[PROVIDED DATA — start]

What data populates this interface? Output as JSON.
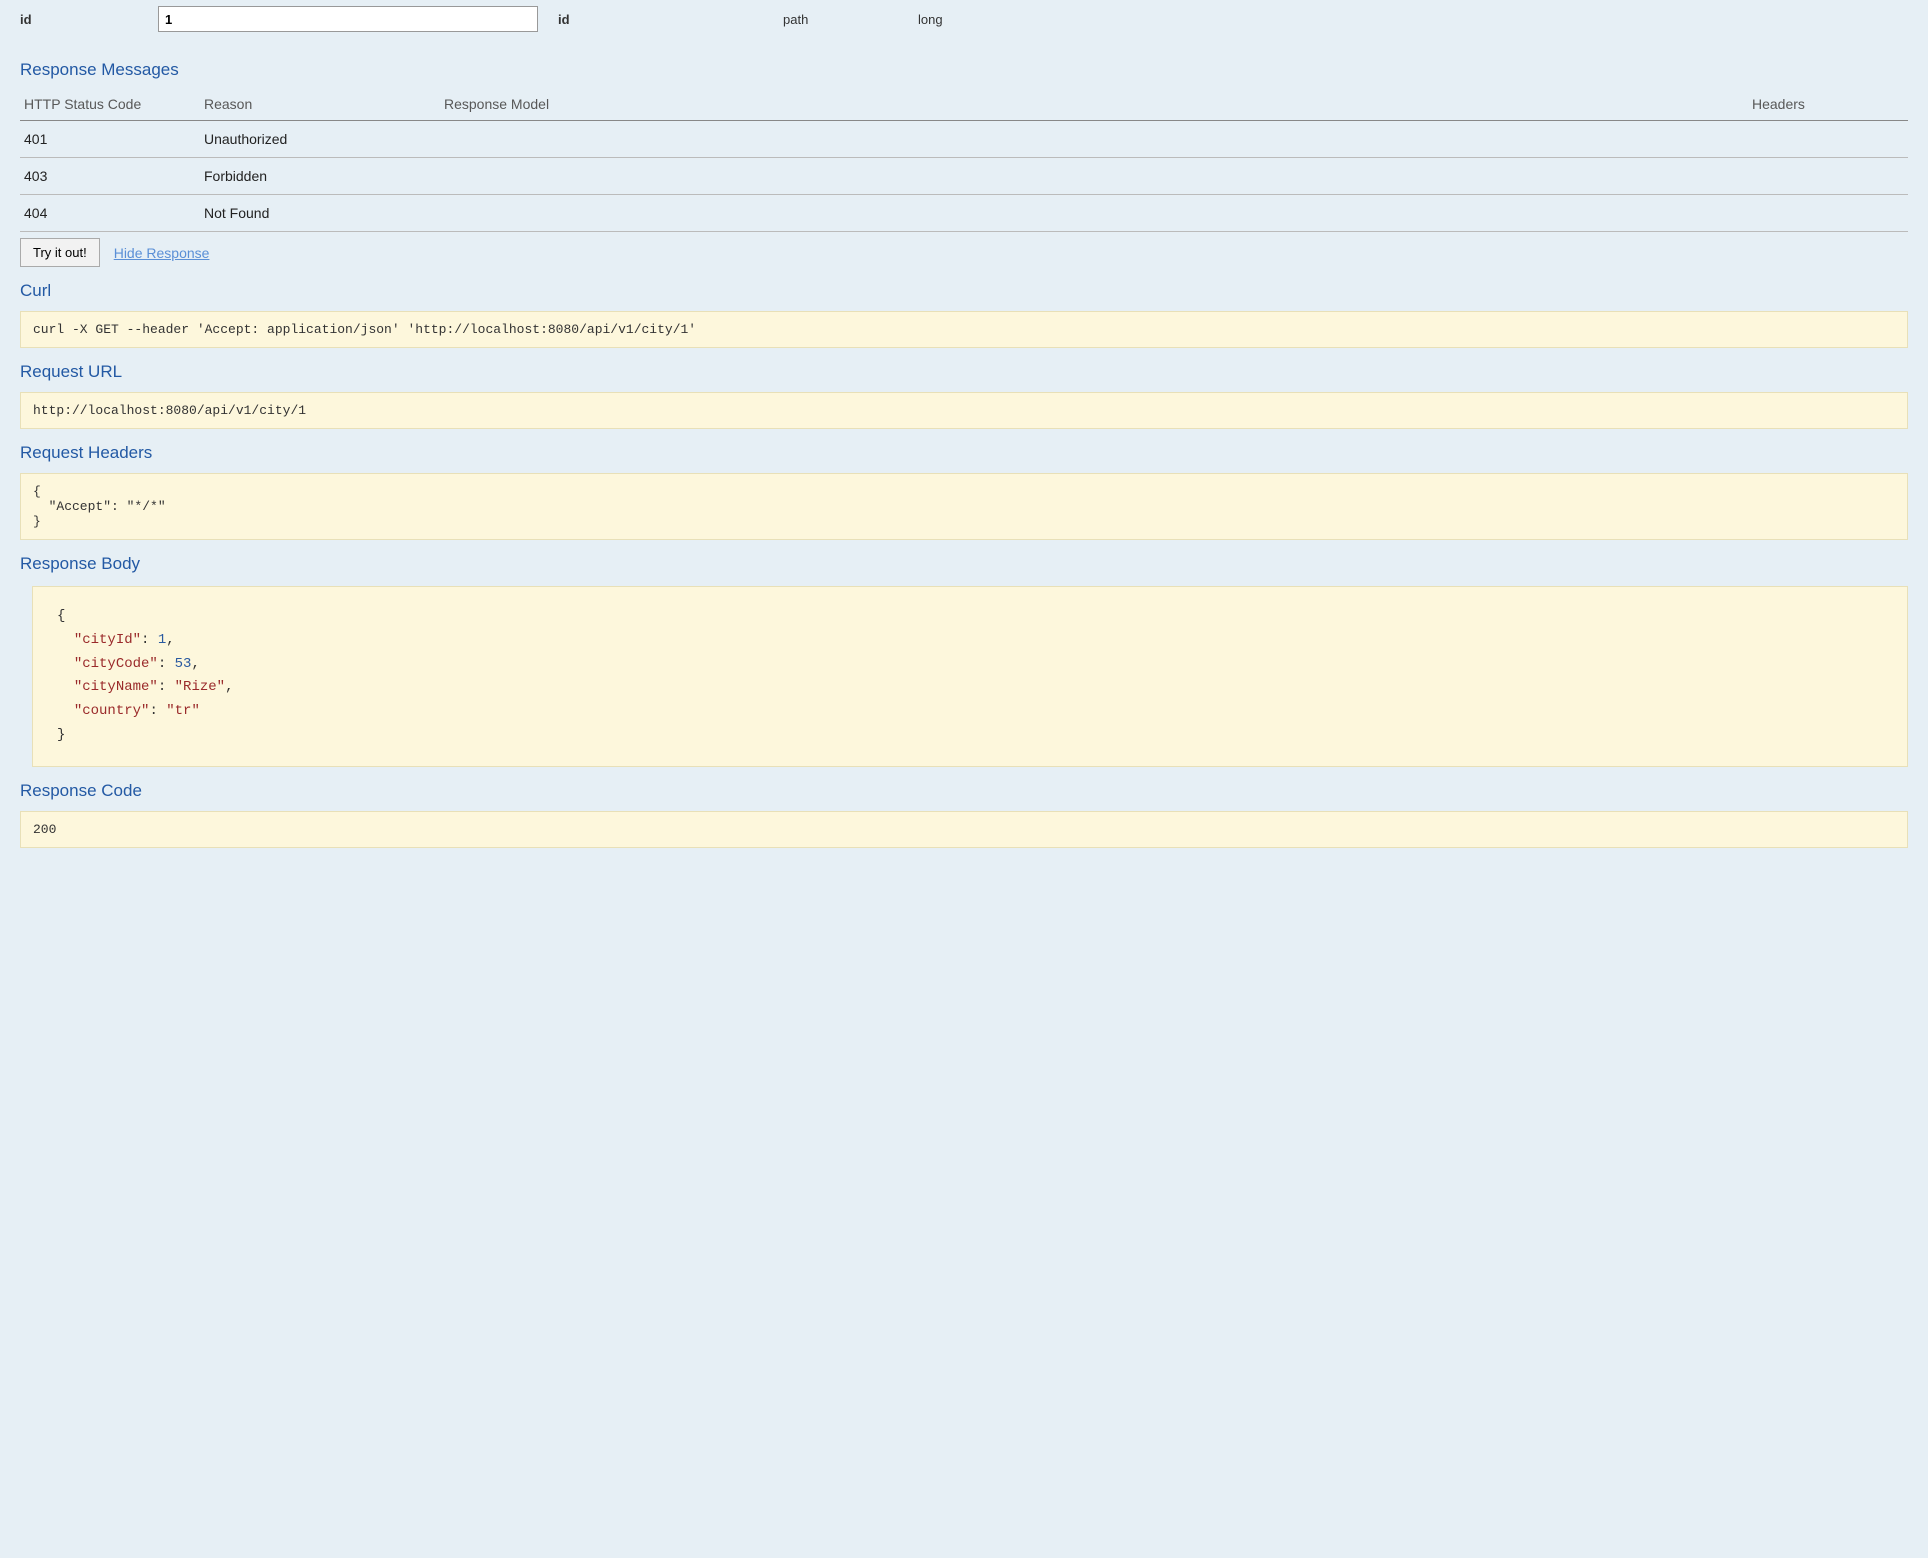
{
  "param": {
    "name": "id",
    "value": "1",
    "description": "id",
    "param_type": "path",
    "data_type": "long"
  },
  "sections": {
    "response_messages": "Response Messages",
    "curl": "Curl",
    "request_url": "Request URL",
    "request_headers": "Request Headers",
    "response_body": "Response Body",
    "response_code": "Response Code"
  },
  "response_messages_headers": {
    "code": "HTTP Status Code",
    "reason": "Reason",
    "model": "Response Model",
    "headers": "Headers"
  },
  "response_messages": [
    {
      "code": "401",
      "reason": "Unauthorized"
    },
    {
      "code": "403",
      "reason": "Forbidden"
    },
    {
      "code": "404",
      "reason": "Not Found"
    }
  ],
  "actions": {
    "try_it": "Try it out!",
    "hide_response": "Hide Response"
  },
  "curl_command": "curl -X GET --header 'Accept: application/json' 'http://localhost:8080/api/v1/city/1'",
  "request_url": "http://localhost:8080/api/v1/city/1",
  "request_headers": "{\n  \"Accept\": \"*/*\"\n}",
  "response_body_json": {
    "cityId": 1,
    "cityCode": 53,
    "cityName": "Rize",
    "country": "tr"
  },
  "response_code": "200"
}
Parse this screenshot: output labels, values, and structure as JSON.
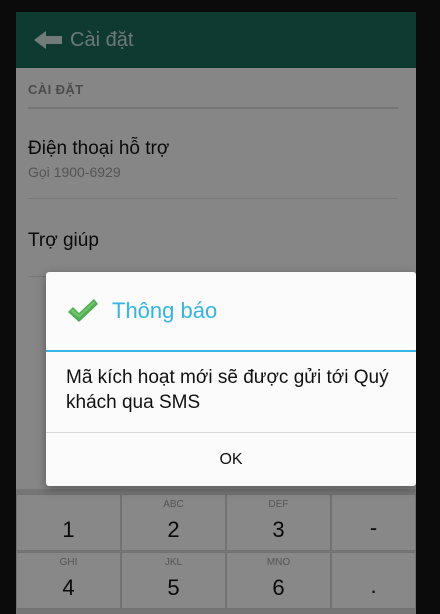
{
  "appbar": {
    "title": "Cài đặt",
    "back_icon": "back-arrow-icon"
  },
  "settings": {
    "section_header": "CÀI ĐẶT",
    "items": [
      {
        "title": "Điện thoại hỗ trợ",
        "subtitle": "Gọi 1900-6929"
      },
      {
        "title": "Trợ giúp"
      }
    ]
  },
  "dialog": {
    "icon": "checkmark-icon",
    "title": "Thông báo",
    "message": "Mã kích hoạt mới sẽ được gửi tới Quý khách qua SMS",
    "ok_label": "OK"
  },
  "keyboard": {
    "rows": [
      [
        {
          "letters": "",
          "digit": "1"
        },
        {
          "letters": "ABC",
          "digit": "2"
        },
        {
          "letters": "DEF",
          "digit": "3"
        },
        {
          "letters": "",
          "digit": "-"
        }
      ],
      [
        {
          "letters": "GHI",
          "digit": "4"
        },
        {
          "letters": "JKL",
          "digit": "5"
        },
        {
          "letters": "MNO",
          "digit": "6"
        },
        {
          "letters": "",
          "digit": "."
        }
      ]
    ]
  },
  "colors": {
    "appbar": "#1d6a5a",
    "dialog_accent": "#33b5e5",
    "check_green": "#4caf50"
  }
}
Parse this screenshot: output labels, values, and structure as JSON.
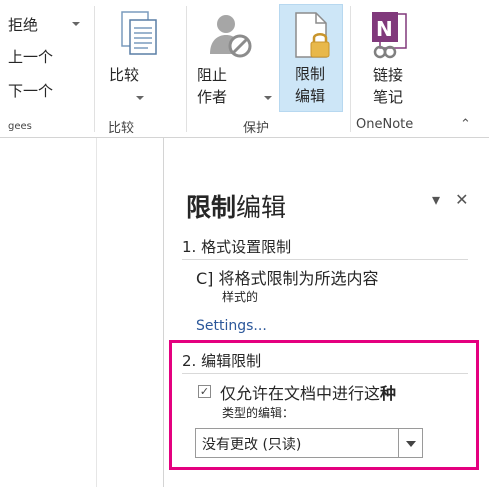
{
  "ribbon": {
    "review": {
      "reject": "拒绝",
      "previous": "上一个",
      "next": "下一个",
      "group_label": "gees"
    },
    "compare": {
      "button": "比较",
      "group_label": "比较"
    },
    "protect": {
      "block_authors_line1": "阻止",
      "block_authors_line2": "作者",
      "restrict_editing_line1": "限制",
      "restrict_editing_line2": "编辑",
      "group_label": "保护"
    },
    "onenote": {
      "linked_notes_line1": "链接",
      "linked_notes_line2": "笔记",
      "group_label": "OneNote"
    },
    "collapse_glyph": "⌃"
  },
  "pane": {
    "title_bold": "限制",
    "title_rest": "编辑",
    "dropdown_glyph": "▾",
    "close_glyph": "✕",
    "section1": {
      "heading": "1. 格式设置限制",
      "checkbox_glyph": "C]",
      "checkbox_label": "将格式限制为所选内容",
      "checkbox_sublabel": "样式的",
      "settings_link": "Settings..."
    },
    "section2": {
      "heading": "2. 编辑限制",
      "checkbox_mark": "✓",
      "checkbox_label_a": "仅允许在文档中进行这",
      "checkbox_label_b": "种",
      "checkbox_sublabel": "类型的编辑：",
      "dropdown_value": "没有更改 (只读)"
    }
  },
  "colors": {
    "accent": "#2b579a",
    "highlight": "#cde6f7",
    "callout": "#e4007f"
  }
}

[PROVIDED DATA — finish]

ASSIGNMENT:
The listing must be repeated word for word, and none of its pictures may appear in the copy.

TASK ANSWER:
What data populates this interface? Output as JSON.
{
  "param": {
    "name": "id",
    "value": "1",
    "description": "id",
    "param_type": "path",
    "data_type": "long"
  },
  "sections": {
    "response_messages": "Response Messages",
    "curl": "Curl",
    "request_url": "Request URL",
    "request_headers": "Request Headers",
    "response_body": "Response Body",
    "response_code": "Response Code"
  },
  "response_messages_headers": {
    "code": "HTTP Status Code",
    "reason": "Reason",
    "model": "Response Model",
    "headers": "Headers"
  },
  "response_messages": [
    {
      "code": "401",
      "reason": "Unauthorized"
    },
    {
      "code": "403",
      "reason": "Forbidden"
    },
    {
      "code": "404",
      "reason": "Not Found"
    }
  ],
  "actions": {
    "try_it": "Try it out!",
    "hide_response": "Hide Response"
  },
  "curl_command": "curl -X GET --header 'Accept: application/json' 'http://localhost:8080/api/v1/city/1'",
  "request_url": "http://localhost:8080/api/v1/city/1",
  "request_headers": "{\n  \"Accept\": \"*/*\"\n}",
  "response_body_json": {
    "cityId": 1,
    "cityCode": 53,
    "cityName": "Rize",
    "country": "tr"
  },
  "response_code": "200"
}
Parse this screenshot: output labels, values, and structure as JSON.
{
  "appbar": {
    "title": "Cài đặt",
    "back_icon": "back-arrow-icon"
  },
  "settings": {
    "section_header": "CÀI ĐẶT",
    "items": [
      {
        "title": "Điện thoại hỗ trợ",
        "subtitle": "Gọi 1900-6929"
      },
      {
        "title": "Trợ giúp"
      }
    ]
  },
  "dialog": {
    "icon": "checkmark-icon",
    "title": "Thông báo",
    "message": "Mã kích hoạt mới sẽ được gửi tới Quý khách qua SMS",
    "ok_label": "OK"
  },
  "keyboard": {
    "rows": [
      [
        {
          "letters": "",
          "digit": "1"
        },
        {
          "letters": "ABC",
          "digit": "2"
        },
        {
          "letters": "DEF",
          "digit": "3"
        },
        {
          "letters": "",
          "digit": "-"
        }
      ],
      [
        {
          "letters": "GHI",
          "digit": "4"
        },
        {
          "letters": "JKL",
          "digit": "5"
        },
        {
          "letters": "MNO",
          "digit": "6"
        },
        {
          "letters": "",
          "digit": "."
        }
      ]
    ]
  },
  "colors": {
    "appbar": "#1d6a5a",
    "dialog_accent": "#33b5e5",
    "check_green": "#4caf50"
  }
}
Parse this screenshot: output labels, values, and structure as JSON.
{
  "ribbon": {
    "review": {
      "reject": "拒绝",
      "previous": "上一个",
      "next": "下一个",
      "group_label": "gees"
    },
    "compare": {
      "button": "比较",
      "group_label": "比较"
    },
    "protect": {
      "block_authors_line1": "阻止",
      "block_authors_line2": "作者",
      "restrict_editing_line1": "限制",
      "restrict_editing_line2": "编辑",
      "group_label": "保护"
    },
    "onenote": {
      "linked_notes_line1": "链接",
      "linked_notes_line2": "笔记",
      "group_label": "OneNote"
    },
    "collapse_glyph": "⌃"
  },
  "pane": {
    "title_bold": "限制",
    "title_rest": "编辑",
    "dropdown_glyph": "▾",
    "close_glyph": "✕",
    "section1": {
      "heading": "1. 格式设置限制",
      "checkbox_glyph": "C]",
      "checkbox_label": "将格式限制为所选内容",
      "checkbox_sublabel": "样式的",
      "settings_link": "Settings..."
    },
    "section2": {
      "heading": "2. 编辑限制",
      "checkbox_mark": "✓",
      "checkbox_label_a": "仅允许在文档中进行这",
      "checkbox_label_b": "种",
      "checkbox_sublabel": "类型的编辑：",
      "dropdown_value": "没有更改 (只读)"
    }
  },
  "colors": {
    "accent": "#2b579a",
    "highlight": "#cde6f7",
    "callout": "#e4007f"
  }
}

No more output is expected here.